Published On: Wed, Sep 12th, 2012

What’s the future for automotive composites?

What's the future for automotive composites?

What's the future for automotive composites?

Plastics composites date to the earliest days in the automotive industry when wood was used as a reinforcing material. In the 1950s, General Motors launched a composite-sheathed Corvette, seemingly starting a composites boom. Chrysler reignited the flame when it launched the Viper. And as the 12th annual Automotive Composites Conference & Exhibition kicked off in Troy, MI today, it appeared that all the ducks were lining up nicely for that long-awaited composites surge to take place.

Automotive mileage requirements are rising significantly and new regulations are expected to reduce greenhouse gases that can be emitted from cars. But that wasn’t the tone at a kick-off panel discussion of industry experts. “This is the fourth composites revolution we have been promised,” said George Ritter, a principal engineer at the Edison Welding Institute. He said phones have been buzzing at EWI with engineers trying to find solutions to vexing assembly problems with composites. Paintability is also a significant concern, he said.

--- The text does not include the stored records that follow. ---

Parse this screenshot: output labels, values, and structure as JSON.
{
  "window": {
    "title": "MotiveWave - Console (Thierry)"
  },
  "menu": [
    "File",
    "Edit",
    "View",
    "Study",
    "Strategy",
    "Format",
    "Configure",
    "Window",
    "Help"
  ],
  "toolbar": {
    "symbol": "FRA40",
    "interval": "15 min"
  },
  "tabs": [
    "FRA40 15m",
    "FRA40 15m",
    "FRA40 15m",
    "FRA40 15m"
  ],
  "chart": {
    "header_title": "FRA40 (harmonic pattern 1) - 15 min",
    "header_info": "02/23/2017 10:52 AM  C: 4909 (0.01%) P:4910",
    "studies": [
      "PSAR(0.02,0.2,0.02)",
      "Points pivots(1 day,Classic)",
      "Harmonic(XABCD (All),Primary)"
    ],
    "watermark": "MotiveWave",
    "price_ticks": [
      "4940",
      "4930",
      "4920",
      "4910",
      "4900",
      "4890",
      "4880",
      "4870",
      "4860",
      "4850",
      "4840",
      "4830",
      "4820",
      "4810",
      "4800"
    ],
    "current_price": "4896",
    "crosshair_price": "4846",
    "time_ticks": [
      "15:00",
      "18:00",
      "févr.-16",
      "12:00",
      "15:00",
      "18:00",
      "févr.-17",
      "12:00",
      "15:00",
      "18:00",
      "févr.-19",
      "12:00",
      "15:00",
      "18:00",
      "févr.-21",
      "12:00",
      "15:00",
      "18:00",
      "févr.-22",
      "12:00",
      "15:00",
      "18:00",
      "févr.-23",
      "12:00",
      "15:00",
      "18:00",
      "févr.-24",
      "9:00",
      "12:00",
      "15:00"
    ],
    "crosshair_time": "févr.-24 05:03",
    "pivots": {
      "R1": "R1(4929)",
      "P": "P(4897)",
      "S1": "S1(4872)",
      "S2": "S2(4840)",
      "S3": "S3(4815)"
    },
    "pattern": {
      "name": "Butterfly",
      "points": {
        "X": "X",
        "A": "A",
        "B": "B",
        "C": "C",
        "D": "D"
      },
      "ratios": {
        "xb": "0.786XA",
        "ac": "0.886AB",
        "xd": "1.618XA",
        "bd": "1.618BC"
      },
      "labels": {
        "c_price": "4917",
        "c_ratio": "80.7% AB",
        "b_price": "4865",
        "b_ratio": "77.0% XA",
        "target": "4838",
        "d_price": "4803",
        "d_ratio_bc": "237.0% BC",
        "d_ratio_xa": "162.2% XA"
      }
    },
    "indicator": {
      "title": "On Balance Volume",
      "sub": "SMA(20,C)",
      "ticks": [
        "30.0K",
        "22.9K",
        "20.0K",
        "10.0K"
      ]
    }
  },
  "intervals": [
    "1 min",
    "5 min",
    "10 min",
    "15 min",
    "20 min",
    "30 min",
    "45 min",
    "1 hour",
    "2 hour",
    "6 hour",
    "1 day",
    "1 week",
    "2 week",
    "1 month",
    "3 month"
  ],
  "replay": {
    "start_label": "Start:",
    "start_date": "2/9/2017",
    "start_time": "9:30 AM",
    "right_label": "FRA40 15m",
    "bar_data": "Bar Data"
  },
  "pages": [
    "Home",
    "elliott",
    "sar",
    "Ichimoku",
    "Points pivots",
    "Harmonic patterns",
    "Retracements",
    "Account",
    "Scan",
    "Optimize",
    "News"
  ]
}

Even stronger comments came from Saad Abouzahr, senior manager, materials engineering, at Chrysler, who said that–except for a few niche applications–Chrysler’s lightweighting material of choice is aluminum. “Where did all of the composites go?” asked Abouzahr pointing to the temporary bounce for resin transfer molded composite panels more than 25 years ago. “You have to look at the technology gaps,” he continued. One problem was the weight of the glass-reinforced compound. He also said that aluminum scores better than composites on stiffness, energy management and Class A finish.

“Unless the technology gaps are resolved, we are going to stay with metal,” he added. Antony Dodworth, a composites designer with significant experience in Europe, said Volkswagen used carbon-reinforced plastic composites for structural parts in the 1-liter concept car designed to travel 100 km on one liter of diesel fuel. “They did not go into production with the composite parts because of the volatility of pricing.” Carbon fiber pricing jumped from around €9 to €16/kg. “In the space of about two years, prices doubled.” The car was modified in 2009 and again last year as the XL1.

Chrysler’s Abouzahr added: “A carbon fiber hood costs as much as a body-in-white.” Chrysler has made a switch from steel to aluminum for hoods because they are half the weight. At that point, the only representative of the composites industry on the panel, Gary Lownsdale, chief technology officer of Plasan Carbon Composites, had heard enough. Visibly upset, Lownsdale said: I’m sorry to be adding some fighting flavor here, but I am not going to sit here and allow statements to be made that are not true. Aluminum is not the only solution. We have multiple materials in cars for a reason. “

He said many of the technical issues are being addressed, notably processing times. New out-of-autoclave technology cuts cycle times by 75%. Lownsdale also said alliances are developing among major companies to assure supply continuity for carbon fiber supplies, a move that is expected to stabilize costs. He also pointed to favorable mechanical properties of carbon composites, such as its strength-to-weight ratio. In July, Lownsdale was named the 2012 Lifetime Achievement Award winner by the Society of the Plastics Industry’s Automotive Division.

And it should be noted that plastic composites are still playing an important role in VW’s XL1 concept car. Volkswagen says it developed and patented a new system for the manufacture of CFRP parts on the car using the RTM process. Aluminum is used for dampers, steering system parts , brake calipers.